Short contact with nickel causes allergic contact dermatitis: an experimental study
Research output: Contribution to journal › Journal article › Research › peer-review
BACKGROUND: Knowledge about the required duration of exposure for elicitation of allergic nickel dermatitis in nickel-allergic individuals is limited. However, it often has been proposed that short skin contact is safe.
OBJECTIVES: To examine whether repeated skin contact with nickel over short time periods (3 × 10 min) can elicit allergic nickel dermatitis.
METHODS: Sixteen nickel-allergic adults and 10 controls were exposed to, respectively, nickel- and aluminium-containing discs on each volar forearm and on each earlobe for 3 × 10 min. One arm was pretreated for 24 h with sodium lauryl sulfate (SLS) 0·5% under occlusion before exposure. One aluminium and one nickel exposure site were clinically evaluated, and blood flow was measured with laser Doppler flowmetry at day 2 and day 4.

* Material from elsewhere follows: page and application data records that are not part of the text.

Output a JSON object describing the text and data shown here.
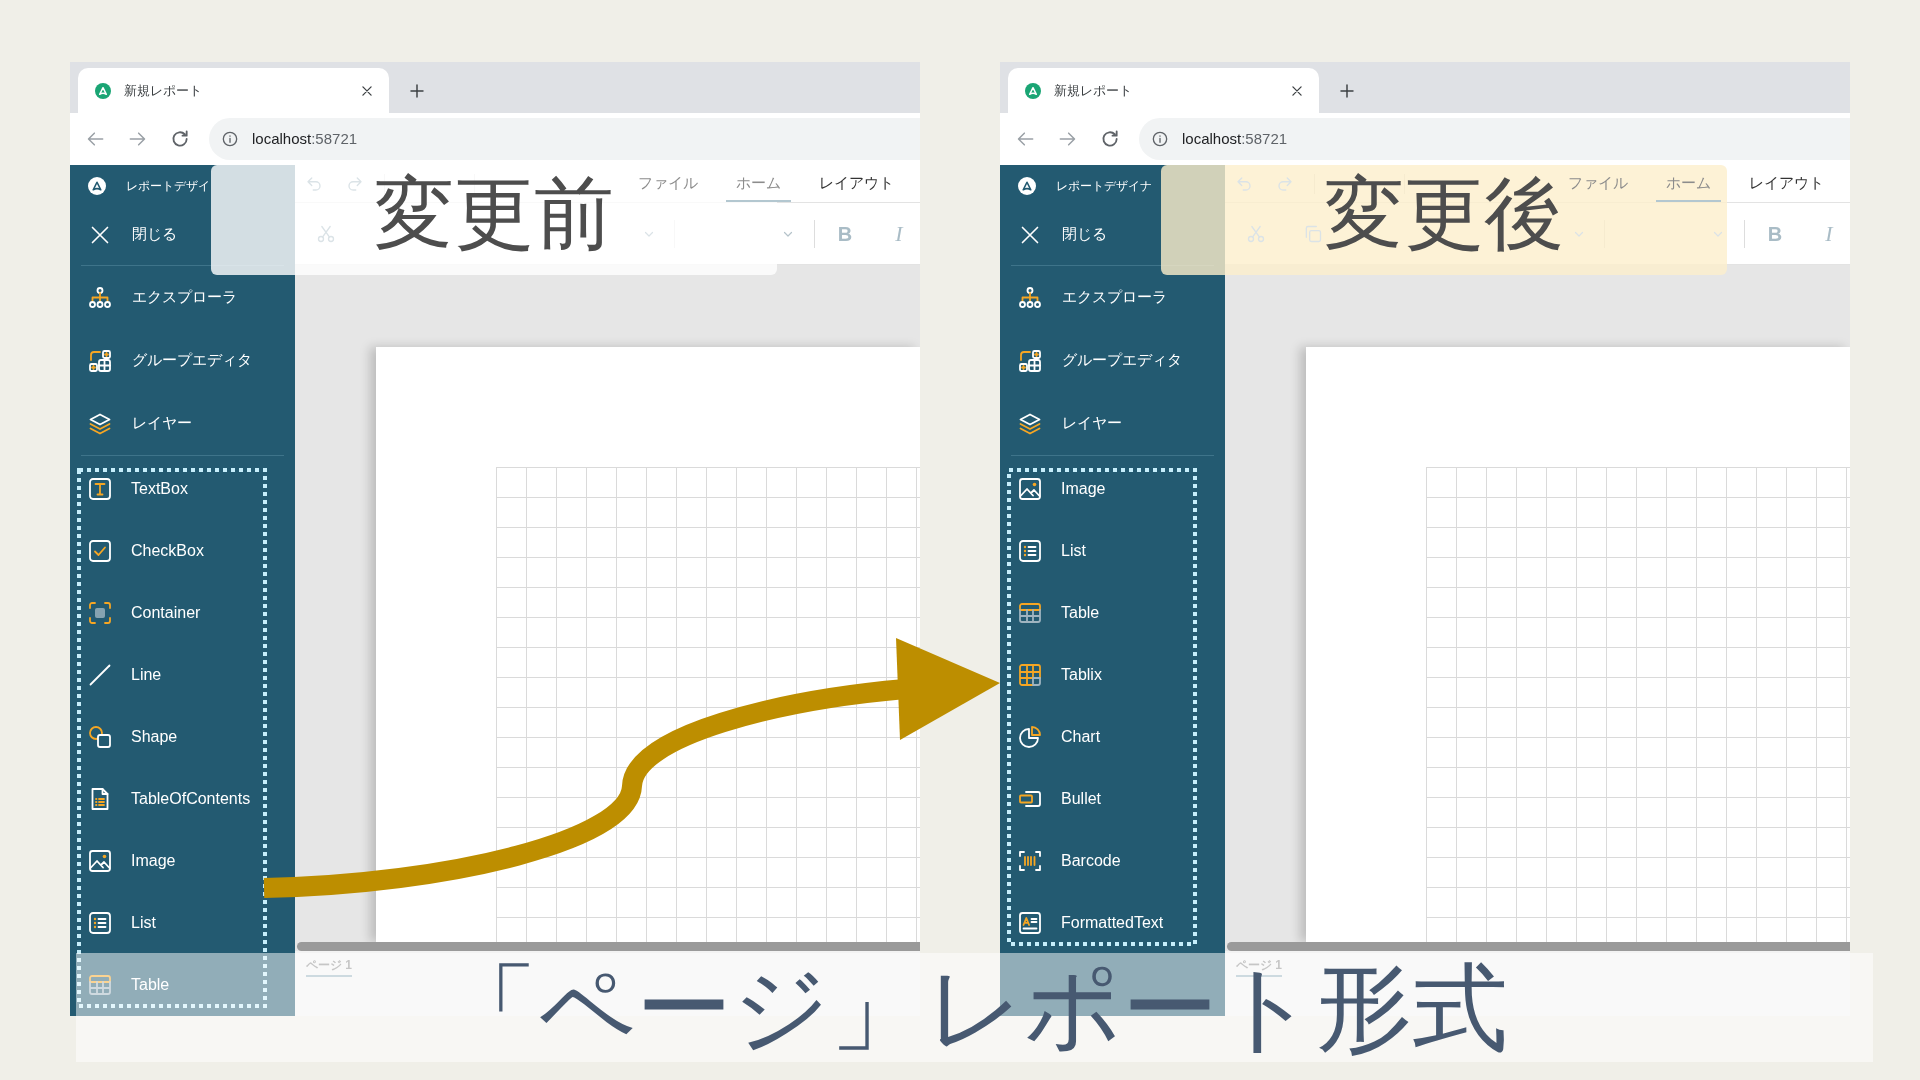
{
  "panels": [
    {
      "banner": {
        "text": "変更前",
        "kind": "before"
      },
      "browser": {
        "tab_title": "新規レポート",
        "url": {
          "host": "localhost",
          "port": ":58721"
        }
      },
      "app": {
        "title": "レポートデザイ",
        "close_label": "閉じる",
        "toolbar": {
          "tabs": [
            {
              "label": "ファイル",
              "selected": false
            },
            {
              "label": "ホーム",
              "selected": true
            },
            {
              "label": "レイアウト",
              "selected": false
            }
          ],
          "format_buttons": [
            {
              "label": "B",
              "kind": "bold"
            },
            {
              "label": "I",
              "kind": "italic"
            }
          ]
        },
        "panel_items": [
          {
            "label": "エクスプローラ",
            "kind": "explorer"
          },
          {
            "label": "グループエディタ",
            "kind": "group-editor"
          },
          {
            "label": "レイヤー",
            "kind": "layers"
          }
        ],
        "toolbox_items": [
          {
            "label": "TextBox",
            "kind": "textbox"
          },
          {
            "label": "CheckBox",
            "kind": "checkbox"
          },
          {
            "label": "Container",
            "kind": "container"
          },
          {
            "label": "Line",
            "kind": "line"
          },
          {
            "label": "Shape",
            "kind": "shape"
          },
          {
            "label": "TableOfContents",
            "kind": "toc"
          },
          {
            "label": "Image",
            "kind": "image"
          },
          {
            "label": "List",
            "kind": "list"
          },
          {
            "label": "Table",
            "kind": "table"
          }
        ],
        "page_tabs": [
          {
            "label": "ページ 1",
            "selected": true
          }
        ]
      }
    },
    {
      "banner": {
        "text": "変更後",
        "kind": "after"
      },
      "browser": {
        "tab_title": "新規レポート",
        "url": {
          "host": "localhost",
          "port": ":58721"
        }
      },
      "app": {
        "title": "レポートデザイナ",
        "close_label": "閉じる",
        "toolbar": {
          "tabs": [
            {
              "label": "ファイル",
              "selected": false
            },
            {
              "label": "ホーム",
              "selected": true
            },
            {
              "label": "レイアウト",
              "selected": false
            }
          ],
          "format_buttons": [
            {
              "label": "B",
              "kind": "bold"
            },
            {
              "label": "I",
              "kind": "italic"
            }
          ]
        },
        "panel_items": [
          {
            "label": "エクスプローラ",
            "kind": "explorer"
          },
          {
            "label": "グループエディタ",
            "kind": "group-editor"
          },
          {
            "label": "レイヤー",
            "kind": "layers"
          }
        ],
        "toolbox_items": [
          {
            "label": "Image",
            "kind": "image"
          },
          {
            "label": "List",
            "kind": "list"
          },
          {
            "label": "Table",
            "kind": "table"
          },
          {
            "label": "Tablix",
            "kind": "tablix"
          },
          {
            "label": "Chart",
            "kind": "chart"
          },
          {
            "label": "Bullet",
            "kind": "bullet"
          },
          {
            "label": "Barcode",
            "kind": "barcode"
          },
          {
            "label": "FormattedText",
            "kind": "formatted-text"
          }
        ],
        "page_tabs": [
          {
            "label": "ページ 1",
            "selected": true
          }
        ]
      }
    }
  ],
  "caption": "「ページ」レポート形式"
}
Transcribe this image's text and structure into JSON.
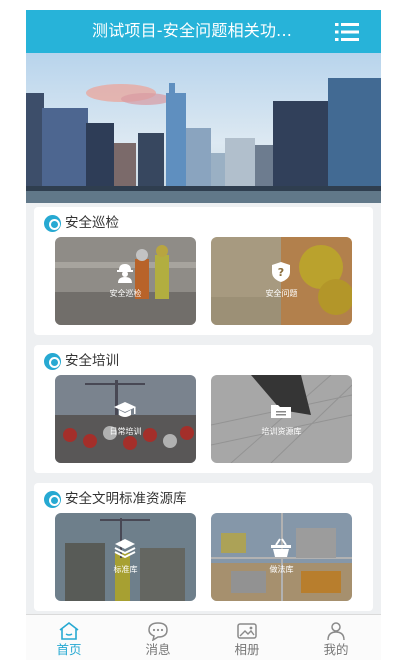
{
  "header": {
    "title": "测试项目-安全问题相关功...",
    "menu_icon": "menu-icon"
  },
  "hero": {
    "image": "city-skyline-banner"
  },
  "sections": [
    {
      "title": "安全巡检",
      "tiles": [
        {
          "label": "安全巡检",
          "icon": "worker-icon"
        },
        {
          "label": "安全问题",
          "icon": "question-shield-icon"
        }
      ]
    },
    {
      "title": "安全培训",
      "tiles": [
        {
          "label": "日常培训",
          "icon": "graduation-cap-icon"
        },
        {
          "label": "培训资源库",
          "icon": "folder-icon"
        }
      ]
    },
    {
      "title": "安全文明标准资源库",
      "tiles": [
        {
          "label": "标准库",
          "icon": "layers-icon"
        },
        {
          "label": "做法库",
          "icon": "basket-icon"
        }
      ]
    }
  ],
  "tabbar": {
    "items": [
      {
        "label": "首页",
        "icon": "home-icon",
        "active": true
      },
      {
        "label": "消息",
        "icon": "message-icon",
        "active": false
      },
      {
        "label": "相册",
        "icon": "album-icon",
        "active": false
      },
      {
        "label": "我的",
        "icon": "user-icon",
        "active": false
      }
    ]
  },
  "colors": {
    "accent": "#27b3d9",
    "active_tab": "#27a9d2",
    "background": "#eef0f2"
  }
}
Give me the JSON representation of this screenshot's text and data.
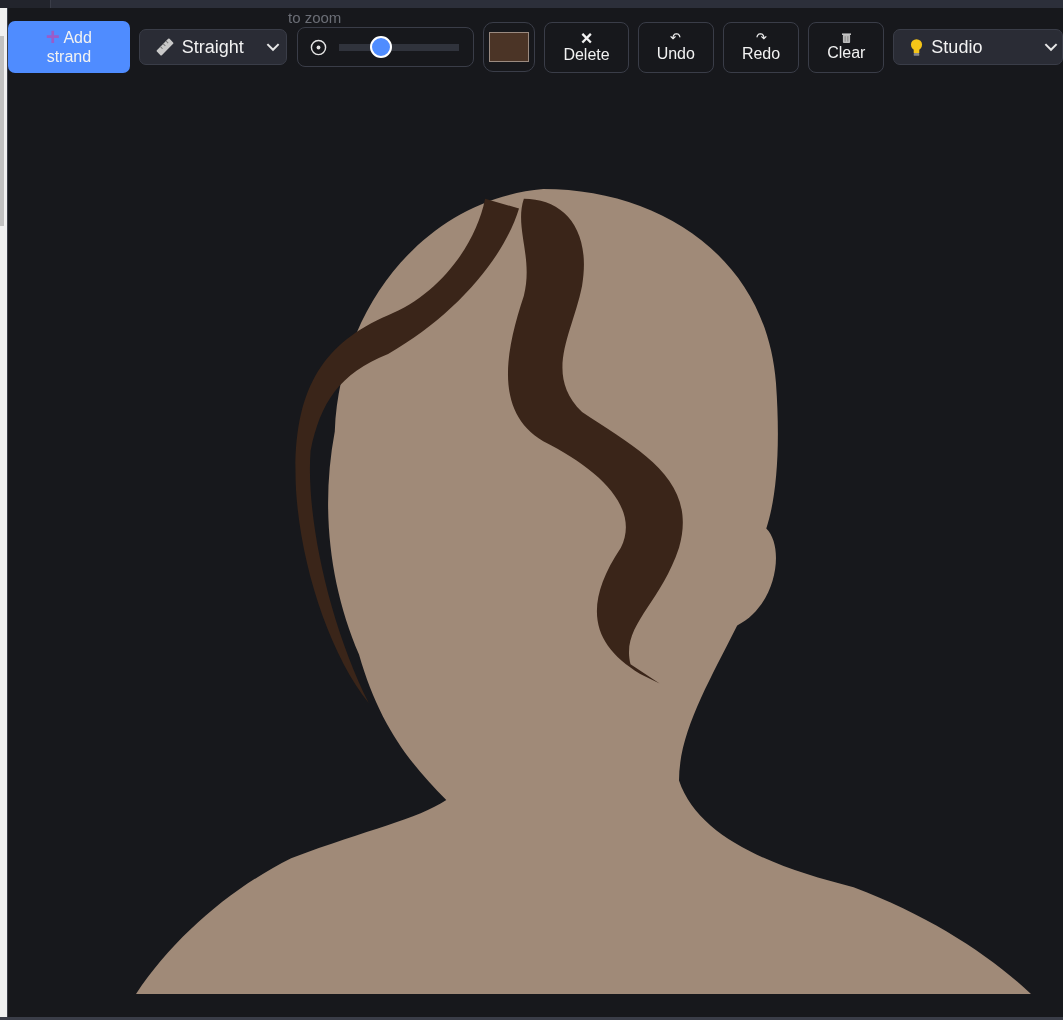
{
  "toolbar": {
    "add_button": {
      "icon": "+",
      "label": "Add strand"
    },
    "style_select": {
      "value": "Straight"
    },
    "hint": "to zoom",
    "thickness": {
      "level": 0.32
    },
    "color_swatch": {
      "color": "#4b3426"
    },
    "actions": [
      {
        "kind": "delete",
        "icon": "×",
        "label": "Delete"
      },
      {
        "kind": "undo",
        "icon": "↶",
        "label": "Undo"
      },
      {
        "kind": "redo",
        "icon": "↷",
        "label": "Redo"
      },
      {
        "kind": "clear",
        "label": "Clear"
      }
    ],
    "lighting_select": {
      "value": "Studio"
    }
  }
}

RESULTS: Ten of 16 (63%) nickel-allergic participants developed allergic nickel dermatitis on SLS-pretreated arm skin and three of 16 (19%) developed it on normal skin on the earlobe. On the SLS-pretreated arms of nickel-allergic participants, blood flow increased significantly more on the nickel-exposed skin than on the aluminium-exposed skin on days 2 and 4. No change in clinical reactivity or blood flow was found on normal forearm skin in nickel-allergic participants or on any skin in controls.
CONCLUSIONS: This experimental study showed that relatively short repeated skin contact (3 × 10 min) with metallic nickel elicits allergic nickel dermatitis in irritated skin and at sites with previous dermatitis. The results support the restrictions in current nickel regulation.
|Journal||British Journal of Dermatology|
|Number of pages||8|
|Publication status||Published - 2018|